All types of shortened words and phrases are technically abbreviations, but we generally use this term to denote shortened words—for example, Dr. in place of Doctor, pars. in place of paragraphs, Found. in place of Foundation, lbs. in place of pounds, AK in place of Alaska.


Acronyms are formed from the initial letters of phrases or compound terms. For example, the word radar comes from radio detecting and ranging. Some acronyms, such as radar and scuba (self-contained underwater breathing apparatus) become words in their own right and hence are uncapitalized and unpunctuated. Other acronyms, such as NATO, AIDS, and NAFTA, are capitalized because the original words are capitalized (e.g., North Atlantic Treaty Organization). In 21st-century English, they are usually unpunctuated (though some publications resist this trend).


Although acronyms are technically initialisms, we usually use this term to describe initial-letter abbreviations that are pronounced as letters rather than words—for example, CEO, AKA, FBI, r.p.m., and USA. The trend with initialisms is away from using periods, although many publications use periods when the original words are uncapitalized (e.g., r.p.m. from rotations per minute, and e.g. from the Latin loan phrase exempli gratia).

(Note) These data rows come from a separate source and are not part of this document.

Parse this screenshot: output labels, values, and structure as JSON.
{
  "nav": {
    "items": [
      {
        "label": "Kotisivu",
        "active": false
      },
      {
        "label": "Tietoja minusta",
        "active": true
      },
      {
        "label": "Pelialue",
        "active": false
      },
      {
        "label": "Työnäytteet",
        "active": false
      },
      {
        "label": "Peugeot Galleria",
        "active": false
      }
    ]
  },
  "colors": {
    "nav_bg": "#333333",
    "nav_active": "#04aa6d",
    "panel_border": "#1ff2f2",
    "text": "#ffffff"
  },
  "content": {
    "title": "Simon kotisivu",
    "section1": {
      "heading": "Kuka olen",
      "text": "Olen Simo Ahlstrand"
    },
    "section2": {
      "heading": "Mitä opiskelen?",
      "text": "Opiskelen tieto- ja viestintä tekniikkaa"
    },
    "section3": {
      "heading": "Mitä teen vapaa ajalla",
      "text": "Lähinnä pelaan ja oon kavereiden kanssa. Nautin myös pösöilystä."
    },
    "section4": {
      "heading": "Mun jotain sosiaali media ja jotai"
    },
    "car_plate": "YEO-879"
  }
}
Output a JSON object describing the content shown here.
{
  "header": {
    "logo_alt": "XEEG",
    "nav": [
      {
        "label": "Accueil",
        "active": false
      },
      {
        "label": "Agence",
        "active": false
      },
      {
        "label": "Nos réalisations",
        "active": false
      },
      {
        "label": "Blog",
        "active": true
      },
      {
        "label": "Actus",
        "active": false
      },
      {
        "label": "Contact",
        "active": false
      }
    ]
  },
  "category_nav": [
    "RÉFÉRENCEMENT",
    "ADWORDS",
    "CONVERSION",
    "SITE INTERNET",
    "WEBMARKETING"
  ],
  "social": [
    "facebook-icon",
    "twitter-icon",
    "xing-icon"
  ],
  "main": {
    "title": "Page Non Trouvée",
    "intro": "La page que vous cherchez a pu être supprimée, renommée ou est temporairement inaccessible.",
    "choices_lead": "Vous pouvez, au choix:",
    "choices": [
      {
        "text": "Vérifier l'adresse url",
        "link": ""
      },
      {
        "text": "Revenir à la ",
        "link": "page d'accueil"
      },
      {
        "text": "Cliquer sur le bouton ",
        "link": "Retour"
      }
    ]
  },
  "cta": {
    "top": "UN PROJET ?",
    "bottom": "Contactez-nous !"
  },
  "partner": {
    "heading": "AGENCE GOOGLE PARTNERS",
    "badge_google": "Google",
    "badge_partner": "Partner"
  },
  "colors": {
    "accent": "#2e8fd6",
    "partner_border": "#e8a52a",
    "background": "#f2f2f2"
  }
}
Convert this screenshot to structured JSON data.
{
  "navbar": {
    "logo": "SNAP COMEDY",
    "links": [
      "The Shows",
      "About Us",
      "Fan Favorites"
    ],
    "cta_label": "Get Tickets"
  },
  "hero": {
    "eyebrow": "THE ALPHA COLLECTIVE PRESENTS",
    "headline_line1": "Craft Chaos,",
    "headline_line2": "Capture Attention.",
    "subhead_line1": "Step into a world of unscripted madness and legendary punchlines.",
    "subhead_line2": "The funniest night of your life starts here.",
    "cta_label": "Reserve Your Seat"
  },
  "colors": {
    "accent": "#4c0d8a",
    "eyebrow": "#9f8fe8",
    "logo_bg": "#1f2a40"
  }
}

Contractions are formed by omitting one or more letters from a word or phrase and replacing the omitted letters with an apostrophe—for example, can’t for cannot, they’re for they are.